• TASK OBJECTIVE:
Go through the entries, filter for the word "scene", and copy every line that has it.
====== SUPPLIED DATA ======
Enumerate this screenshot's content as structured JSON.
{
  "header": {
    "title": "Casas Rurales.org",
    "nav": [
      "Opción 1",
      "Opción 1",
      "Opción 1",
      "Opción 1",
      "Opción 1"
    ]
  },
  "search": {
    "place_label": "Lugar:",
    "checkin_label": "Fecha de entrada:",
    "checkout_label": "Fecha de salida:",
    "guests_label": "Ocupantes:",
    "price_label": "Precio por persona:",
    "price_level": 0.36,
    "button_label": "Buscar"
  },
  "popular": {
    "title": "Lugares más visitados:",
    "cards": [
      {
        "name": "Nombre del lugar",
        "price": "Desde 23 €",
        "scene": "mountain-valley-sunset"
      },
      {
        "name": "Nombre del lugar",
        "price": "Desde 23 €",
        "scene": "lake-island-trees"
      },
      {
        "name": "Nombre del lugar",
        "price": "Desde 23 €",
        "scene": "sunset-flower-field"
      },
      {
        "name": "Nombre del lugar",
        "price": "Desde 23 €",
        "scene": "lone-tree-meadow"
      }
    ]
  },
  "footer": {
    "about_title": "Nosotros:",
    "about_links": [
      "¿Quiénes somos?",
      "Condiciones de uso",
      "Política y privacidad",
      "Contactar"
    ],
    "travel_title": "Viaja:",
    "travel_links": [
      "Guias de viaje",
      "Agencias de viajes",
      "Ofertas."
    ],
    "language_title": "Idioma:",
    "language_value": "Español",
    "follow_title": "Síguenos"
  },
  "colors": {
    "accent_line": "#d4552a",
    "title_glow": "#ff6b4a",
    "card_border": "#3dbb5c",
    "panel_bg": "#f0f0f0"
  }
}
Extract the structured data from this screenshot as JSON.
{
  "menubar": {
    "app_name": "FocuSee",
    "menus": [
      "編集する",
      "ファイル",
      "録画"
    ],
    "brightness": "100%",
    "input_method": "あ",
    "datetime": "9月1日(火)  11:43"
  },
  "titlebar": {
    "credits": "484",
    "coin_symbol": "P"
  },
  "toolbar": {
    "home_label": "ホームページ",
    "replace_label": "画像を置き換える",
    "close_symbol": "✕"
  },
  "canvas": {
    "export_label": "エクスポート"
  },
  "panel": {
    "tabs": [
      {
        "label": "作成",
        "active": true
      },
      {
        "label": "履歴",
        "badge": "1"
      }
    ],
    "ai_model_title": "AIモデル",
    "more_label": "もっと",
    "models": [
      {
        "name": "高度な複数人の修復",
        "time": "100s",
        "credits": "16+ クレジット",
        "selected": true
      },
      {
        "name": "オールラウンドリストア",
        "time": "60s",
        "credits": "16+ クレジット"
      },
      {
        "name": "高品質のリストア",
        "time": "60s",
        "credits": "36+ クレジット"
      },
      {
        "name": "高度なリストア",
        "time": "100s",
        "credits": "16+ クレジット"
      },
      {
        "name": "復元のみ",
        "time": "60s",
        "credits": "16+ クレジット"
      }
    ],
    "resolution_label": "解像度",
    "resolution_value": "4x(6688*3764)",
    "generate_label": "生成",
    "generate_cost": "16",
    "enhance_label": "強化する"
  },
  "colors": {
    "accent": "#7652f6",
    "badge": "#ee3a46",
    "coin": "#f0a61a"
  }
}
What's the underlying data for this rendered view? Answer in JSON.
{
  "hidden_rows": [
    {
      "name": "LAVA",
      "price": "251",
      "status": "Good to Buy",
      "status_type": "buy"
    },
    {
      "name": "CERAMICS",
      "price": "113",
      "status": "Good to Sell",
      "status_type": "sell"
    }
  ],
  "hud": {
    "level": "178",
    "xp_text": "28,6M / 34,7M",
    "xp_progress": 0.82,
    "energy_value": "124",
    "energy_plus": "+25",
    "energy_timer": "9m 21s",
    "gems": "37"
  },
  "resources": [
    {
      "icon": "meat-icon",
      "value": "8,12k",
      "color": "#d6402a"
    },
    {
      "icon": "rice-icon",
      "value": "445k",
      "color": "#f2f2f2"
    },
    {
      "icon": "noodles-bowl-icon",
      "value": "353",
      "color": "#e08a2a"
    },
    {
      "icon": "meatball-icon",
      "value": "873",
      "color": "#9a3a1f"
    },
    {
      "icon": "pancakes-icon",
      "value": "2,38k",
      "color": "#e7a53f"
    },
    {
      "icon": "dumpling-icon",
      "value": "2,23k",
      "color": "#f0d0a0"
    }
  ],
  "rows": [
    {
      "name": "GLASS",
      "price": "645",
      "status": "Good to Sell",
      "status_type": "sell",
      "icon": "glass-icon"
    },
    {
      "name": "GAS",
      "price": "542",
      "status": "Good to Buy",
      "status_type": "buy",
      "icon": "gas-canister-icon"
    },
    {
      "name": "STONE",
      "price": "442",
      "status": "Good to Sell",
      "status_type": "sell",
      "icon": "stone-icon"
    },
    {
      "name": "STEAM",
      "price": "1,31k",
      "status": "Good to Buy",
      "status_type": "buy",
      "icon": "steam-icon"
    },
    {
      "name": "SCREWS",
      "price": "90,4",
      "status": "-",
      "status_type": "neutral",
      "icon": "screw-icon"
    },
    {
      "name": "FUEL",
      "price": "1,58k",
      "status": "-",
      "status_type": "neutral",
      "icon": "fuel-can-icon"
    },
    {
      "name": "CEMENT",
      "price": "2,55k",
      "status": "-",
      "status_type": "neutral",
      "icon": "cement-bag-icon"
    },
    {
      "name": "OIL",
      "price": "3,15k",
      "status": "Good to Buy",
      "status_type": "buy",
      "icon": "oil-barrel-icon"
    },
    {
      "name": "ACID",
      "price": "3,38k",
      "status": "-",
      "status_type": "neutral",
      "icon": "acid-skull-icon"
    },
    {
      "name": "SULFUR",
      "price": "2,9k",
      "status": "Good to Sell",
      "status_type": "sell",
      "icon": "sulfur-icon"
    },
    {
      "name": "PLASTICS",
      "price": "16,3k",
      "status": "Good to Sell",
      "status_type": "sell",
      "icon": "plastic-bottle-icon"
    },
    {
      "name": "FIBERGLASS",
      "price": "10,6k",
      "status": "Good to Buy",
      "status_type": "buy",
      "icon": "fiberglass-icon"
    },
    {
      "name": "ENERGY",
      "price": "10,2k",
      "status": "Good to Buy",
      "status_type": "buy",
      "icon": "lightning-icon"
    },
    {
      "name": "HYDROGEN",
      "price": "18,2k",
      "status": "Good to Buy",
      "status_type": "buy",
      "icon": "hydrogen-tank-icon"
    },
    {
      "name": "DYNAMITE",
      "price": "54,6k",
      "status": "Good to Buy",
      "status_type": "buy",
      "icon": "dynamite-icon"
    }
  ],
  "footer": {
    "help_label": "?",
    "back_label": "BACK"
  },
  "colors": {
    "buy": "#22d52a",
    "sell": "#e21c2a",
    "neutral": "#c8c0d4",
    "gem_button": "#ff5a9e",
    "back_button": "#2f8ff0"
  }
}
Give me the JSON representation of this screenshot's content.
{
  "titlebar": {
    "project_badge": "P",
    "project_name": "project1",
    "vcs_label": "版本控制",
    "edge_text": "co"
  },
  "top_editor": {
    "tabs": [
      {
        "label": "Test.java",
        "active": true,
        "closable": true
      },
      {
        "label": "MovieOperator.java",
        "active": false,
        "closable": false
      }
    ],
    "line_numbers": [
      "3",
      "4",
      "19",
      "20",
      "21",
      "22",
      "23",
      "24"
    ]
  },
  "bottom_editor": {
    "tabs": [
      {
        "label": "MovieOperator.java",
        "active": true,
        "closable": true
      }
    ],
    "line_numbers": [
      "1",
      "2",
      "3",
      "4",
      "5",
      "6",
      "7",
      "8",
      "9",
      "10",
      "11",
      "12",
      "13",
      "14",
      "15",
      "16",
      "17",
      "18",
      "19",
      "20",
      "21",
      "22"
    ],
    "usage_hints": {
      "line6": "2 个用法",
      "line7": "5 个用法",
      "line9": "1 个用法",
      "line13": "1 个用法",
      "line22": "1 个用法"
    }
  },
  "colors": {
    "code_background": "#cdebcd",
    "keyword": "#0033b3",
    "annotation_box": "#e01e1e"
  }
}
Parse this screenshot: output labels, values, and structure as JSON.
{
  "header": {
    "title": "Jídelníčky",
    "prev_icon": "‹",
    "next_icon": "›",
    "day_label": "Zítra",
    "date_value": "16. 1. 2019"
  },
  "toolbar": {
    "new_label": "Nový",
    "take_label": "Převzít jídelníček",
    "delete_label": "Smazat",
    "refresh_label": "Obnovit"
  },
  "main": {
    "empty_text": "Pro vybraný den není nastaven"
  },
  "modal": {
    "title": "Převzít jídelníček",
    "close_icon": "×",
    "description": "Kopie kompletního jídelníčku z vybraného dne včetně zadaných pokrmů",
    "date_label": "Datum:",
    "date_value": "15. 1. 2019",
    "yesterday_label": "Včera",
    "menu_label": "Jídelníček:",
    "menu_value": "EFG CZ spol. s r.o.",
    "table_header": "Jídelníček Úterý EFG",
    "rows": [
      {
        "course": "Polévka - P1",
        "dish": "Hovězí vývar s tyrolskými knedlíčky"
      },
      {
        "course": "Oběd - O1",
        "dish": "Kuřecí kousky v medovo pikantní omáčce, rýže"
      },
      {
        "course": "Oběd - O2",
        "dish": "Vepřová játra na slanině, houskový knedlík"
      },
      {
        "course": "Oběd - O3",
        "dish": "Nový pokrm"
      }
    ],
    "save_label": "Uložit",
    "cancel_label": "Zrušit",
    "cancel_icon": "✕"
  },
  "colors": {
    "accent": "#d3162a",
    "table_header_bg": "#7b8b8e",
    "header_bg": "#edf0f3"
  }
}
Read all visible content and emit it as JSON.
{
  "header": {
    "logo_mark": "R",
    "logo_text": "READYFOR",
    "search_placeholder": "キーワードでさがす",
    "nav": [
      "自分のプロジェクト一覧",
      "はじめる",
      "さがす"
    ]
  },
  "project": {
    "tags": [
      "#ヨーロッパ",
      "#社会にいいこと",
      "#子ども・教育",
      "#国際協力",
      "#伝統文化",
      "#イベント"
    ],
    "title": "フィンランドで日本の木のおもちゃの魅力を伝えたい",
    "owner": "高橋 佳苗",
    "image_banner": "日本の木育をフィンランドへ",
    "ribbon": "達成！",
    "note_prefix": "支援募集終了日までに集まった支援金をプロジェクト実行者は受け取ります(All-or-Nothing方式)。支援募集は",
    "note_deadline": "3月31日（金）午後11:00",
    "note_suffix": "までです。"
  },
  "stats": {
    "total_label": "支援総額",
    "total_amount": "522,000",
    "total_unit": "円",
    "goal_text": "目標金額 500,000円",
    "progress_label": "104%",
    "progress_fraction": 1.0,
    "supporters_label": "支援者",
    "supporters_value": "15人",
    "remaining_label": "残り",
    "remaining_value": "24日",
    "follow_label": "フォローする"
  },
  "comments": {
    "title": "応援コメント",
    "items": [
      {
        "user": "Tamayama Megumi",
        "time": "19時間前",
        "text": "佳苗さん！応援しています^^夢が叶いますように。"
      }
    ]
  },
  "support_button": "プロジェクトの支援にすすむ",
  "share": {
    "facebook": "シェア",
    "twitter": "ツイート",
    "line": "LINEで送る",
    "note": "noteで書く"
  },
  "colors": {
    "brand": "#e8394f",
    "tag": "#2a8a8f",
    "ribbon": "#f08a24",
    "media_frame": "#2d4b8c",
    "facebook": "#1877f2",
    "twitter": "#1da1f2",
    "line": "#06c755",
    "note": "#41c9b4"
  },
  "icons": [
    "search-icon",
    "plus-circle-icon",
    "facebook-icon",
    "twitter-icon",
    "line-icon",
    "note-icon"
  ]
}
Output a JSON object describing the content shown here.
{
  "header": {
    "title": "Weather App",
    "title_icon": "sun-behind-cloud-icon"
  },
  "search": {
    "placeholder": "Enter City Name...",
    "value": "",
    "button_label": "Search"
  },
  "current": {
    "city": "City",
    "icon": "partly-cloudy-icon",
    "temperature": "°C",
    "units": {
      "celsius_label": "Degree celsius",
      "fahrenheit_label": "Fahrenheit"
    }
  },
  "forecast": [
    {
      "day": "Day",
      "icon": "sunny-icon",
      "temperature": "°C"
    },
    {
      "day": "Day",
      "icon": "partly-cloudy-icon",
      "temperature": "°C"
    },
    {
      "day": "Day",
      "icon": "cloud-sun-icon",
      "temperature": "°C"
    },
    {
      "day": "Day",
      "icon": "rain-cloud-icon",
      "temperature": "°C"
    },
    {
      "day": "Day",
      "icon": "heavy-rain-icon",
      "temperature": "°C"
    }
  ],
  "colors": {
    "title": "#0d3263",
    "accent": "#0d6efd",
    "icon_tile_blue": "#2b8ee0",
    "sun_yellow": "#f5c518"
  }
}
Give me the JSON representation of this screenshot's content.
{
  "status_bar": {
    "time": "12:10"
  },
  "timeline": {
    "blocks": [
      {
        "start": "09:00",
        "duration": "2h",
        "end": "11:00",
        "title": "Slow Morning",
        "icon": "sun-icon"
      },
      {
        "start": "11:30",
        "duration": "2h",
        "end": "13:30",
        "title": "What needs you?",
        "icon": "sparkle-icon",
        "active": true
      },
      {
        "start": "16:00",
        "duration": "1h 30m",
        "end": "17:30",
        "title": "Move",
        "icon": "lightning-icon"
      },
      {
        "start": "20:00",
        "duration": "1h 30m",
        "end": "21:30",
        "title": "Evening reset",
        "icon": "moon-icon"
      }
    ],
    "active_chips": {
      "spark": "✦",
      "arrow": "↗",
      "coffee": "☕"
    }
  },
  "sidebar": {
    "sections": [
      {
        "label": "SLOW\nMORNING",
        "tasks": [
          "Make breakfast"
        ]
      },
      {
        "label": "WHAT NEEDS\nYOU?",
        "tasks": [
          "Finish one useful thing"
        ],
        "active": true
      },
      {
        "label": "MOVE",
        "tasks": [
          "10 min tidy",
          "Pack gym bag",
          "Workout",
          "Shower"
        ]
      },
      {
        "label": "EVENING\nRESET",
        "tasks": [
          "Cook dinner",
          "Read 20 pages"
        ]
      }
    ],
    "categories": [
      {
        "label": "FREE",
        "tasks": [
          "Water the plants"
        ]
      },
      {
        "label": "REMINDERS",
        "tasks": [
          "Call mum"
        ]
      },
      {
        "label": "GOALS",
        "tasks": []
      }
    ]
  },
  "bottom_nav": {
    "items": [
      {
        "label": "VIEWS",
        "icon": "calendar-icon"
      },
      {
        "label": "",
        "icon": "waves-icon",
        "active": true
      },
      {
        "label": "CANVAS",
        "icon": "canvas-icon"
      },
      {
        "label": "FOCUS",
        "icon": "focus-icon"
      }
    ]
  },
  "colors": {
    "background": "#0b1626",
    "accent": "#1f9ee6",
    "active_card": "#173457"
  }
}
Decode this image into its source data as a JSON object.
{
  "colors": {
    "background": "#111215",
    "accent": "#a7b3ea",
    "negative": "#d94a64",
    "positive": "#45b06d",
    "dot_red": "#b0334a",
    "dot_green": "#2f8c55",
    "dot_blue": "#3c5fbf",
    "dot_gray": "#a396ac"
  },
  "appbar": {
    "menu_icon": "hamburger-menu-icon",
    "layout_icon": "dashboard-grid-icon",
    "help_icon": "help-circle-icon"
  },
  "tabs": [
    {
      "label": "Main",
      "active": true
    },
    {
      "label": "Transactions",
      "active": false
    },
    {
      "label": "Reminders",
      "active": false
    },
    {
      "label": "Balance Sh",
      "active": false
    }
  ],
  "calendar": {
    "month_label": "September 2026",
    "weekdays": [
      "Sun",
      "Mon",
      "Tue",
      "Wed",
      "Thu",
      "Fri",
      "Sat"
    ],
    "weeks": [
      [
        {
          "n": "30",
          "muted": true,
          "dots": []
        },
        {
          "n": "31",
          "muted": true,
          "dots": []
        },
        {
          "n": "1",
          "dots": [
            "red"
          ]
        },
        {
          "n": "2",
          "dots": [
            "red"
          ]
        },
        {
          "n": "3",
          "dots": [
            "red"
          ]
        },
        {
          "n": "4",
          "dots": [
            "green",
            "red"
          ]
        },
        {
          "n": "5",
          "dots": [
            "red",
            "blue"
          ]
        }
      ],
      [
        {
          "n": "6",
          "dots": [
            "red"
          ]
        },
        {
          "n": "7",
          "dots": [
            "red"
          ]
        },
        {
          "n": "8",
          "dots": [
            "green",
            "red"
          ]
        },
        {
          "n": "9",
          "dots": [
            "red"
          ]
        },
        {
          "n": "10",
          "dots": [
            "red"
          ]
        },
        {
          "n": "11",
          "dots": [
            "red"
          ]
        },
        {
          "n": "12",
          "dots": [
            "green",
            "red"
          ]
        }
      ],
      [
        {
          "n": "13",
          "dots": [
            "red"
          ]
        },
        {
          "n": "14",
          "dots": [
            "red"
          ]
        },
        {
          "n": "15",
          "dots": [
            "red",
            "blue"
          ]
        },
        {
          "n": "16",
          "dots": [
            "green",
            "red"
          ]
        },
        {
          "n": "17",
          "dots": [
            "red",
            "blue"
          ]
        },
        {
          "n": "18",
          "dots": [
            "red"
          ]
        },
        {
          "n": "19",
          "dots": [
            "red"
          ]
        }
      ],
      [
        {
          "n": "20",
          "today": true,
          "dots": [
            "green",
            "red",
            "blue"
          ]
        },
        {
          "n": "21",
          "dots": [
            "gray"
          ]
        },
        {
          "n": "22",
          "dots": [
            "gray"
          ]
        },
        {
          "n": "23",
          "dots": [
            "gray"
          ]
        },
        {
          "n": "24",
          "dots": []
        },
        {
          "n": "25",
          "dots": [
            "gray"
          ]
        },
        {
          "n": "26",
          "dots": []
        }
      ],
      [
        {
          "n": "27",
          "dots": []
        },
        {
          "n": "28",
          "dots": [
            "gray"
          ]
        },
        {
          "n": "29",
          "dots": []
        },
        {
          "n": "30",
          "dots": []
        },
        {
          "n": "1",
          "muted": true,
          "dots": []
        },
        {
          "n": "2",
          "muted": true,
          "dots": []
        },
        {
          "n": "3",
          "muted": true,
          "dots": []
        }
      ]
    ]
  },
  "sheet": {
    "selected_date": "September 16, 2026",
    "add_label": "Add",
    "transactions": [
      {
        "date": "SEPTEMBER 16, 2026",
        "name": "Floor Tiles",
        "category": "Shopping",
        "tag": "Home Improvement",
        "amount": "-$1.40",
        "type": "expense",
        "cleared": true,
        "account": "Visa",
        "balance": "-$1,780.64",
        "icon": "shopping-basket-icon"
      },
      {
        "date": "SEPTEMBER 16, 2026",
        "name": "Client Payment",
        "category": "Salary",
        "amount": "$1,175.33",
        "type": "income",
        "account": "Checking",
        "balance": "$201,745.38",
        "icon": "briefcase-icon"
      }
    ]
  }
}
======
• REPLY TO THE TASK:
        "scene": "mountain-valley-sunset"
        "scene": "lake-island-trees"
        "scene": "sunset-flower-field"
        "scene": "lone-tree-meadow"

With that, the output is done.